DATA:
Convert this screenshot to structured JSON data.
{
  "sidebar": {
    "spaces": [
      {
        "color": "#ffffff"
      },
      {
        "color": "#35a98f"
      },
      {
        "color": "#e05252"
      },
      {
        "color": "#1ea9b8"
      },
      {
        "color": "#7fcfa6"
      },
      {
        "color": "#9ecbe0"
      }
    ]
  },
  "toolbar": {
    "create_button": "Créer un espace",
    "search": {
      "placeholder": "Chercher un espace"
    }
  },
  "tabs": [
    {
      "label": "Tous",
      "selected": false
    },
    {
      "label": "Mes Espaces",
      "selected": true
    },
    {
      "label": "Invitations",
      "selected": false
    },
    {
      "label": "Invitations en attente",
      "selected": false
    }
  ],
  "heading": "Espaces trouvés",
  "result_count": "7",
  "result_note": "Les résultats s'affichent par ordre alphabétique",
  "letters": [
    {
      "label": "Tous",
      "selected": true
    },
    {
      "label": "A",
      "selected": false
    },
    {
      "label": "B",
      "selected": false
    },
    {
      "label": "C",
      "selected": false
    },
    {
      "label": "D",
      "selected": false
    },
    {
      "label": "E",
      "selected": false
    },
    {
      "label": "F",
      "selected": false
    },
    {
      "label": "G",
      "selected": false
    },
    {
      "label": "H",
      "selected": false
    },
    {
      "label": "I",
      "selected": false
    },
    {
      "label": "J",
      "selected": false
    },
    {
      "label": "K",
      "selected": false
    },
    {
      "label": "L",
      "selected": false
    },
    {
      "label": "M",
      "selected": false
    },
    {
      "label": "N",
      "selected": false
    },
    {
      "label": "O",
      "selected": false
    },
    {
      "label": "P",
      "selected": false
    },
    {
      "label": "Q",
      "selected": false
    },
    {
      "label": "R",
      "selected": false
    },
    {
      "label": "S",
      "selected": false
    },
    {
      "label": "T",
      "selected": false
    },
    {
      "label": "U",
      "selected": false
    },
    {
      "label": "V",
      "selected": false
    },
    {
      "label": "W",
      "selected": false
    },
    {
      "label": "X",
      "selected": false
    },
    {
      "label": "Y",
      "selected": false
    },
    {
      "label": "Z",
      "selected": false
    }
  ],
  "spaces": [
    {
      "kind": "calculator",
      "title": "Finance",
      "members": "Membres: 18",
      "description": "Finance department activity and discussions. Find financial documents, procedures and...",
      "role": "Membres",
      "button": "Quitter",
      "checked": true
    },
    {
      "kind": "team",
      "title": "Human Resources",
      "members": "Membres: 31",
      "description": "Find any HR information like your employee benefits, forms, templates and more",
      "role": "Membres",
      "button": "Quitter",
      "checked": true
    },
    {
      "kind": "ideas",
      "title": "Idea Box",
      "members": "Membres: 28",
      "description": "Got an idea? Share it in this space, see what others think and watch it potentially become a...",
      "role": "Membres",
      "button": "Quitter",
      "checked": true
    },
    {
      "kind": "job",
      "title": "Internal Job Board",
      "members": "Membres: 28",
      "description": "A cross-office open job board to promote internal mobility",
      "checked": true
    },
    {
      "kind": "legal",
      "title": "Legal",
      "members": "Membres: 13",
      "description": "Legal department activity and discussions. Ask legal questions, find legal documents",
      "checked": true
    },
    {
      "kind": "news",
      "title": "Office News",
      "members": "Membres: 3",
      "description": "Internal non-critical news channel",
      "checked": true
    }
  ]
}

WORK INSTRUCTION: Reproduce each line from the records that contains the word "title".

TASK ANSWER:
      "title": "Finance",
      "title": "Human Resources",
      "title": "Idea Box",
      "title": "Internal Job Board",
      "title": "Legal",
      "title": "Office News",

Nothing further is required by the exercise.